Positively, it is good to see the FV’ers affirm the visible/invisible church distinction, at least in name. However, given some FV’ers discomfort with the doctrine, it would have been nice had they been willing to admit that, in terms of the invisible church, non-elect members of the visible church are not members of the church at all. They are in the church (visibly) but not of the church (invisibly). I see more stress on the reality of the visible church, and such a desire to avoid a supposedly Platonic “the true church is the invisible church,” that the invisible aspect seems a bit downplayed. Of course, the visible church is the true church, provided the marks of the church are present. Word, Sacrament, and discipline (yes, I realize that discipline is a disputed mark) have to be there in at least relative purity for there to be a true visible church. This qualification is missing from the FV document. Of course, it is impossible to say everything. But is the Roman Catholic Church a true visible church? Of course, this is debated, especially with regard to the validity of their baptisms (I hold that it is a valid baptism if the formula is correct). But will any FV’er come right out and say that the Roman Catholic Church preaches the Word truly and administers the Sacraments purely? This is, of course, a separate question from whether or not there are true believers in the Roman Catholic Church. I would appreciated even a brief statement on the marks of the church. There doesn’t seem to be anything in the FV document that would guard against saying that there is really nothing wrong with the Roman Catholic church. The Reformers were a bit concerned about this aspect of the definition of the church.

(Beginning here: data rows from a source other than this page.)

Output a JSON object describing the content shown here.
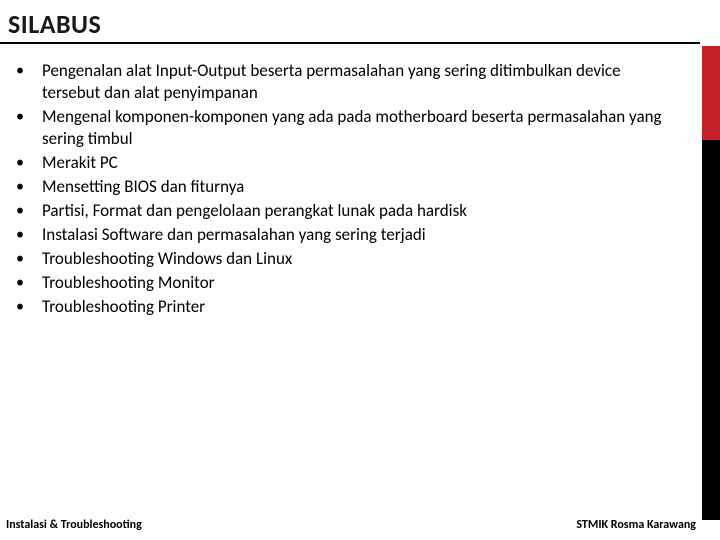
{
  "title": "SILABUS",
  "bullets": [
    "Pengenalan alat Input-Output beserta permasalahan yang sering ditimbulkan device tersebut dan alat penyimpanan",
    "Mengenal komponen-komponen yang ada pada motherboard beserta permasalahan yang sering timbul",
    "Merakit PC",
    "Mensetting BIOS dan fiturnya",
    "Partisi, Format dan pengelolaan perangkat lunak pada hardisk",
    "Instalasi Software dan permasalahan yang sering terjadi",
    "Troubleshooting Windows dan Linux",
    "Troubleshooting Monitor",
    "Troubleshooting Printer"
  ],
  "footer": {
    "left": "Instalasi & Troubleshooting",
    "right": "STMIK Rosma Karawang"
  }
}
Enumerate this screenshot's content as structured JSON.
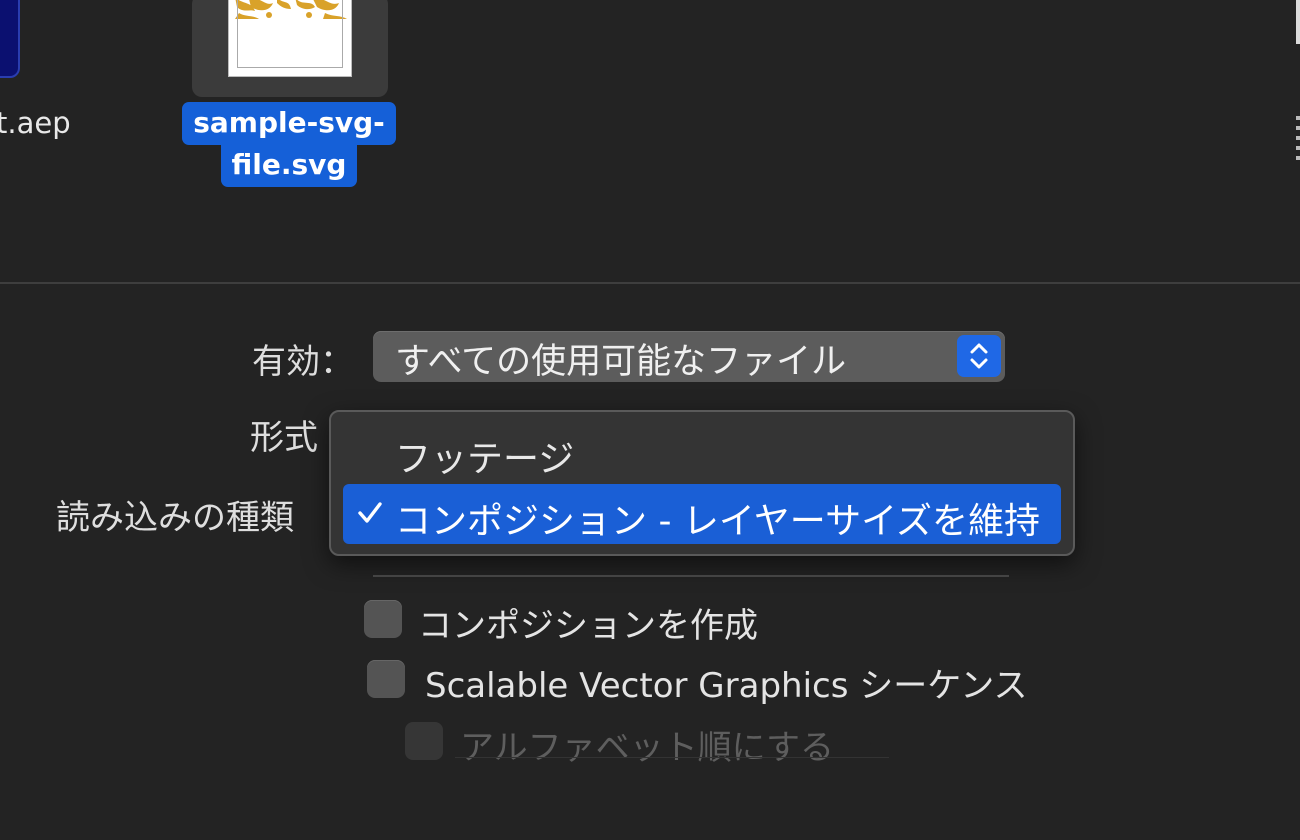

I would hope that no one would deny the historical/eschatological description of the church as being helpful. Of course, it is not the same distinction as visible/invisible. The former is a chronological distinction, whereas the latter is not. They seem to acknowledge that, but only somewhat. They use the terms “generally corresponds to.” The problem is that it really doesn’t correspond. The eschatological church will be the most visible church there ever has been. Furthermore, there are plenty of Christians who are not part of the visible church, but are yet part of the invisible church. Quite simply, the v/i distinction is a synchronic distinction, whereas the h/e distinction is diachronic.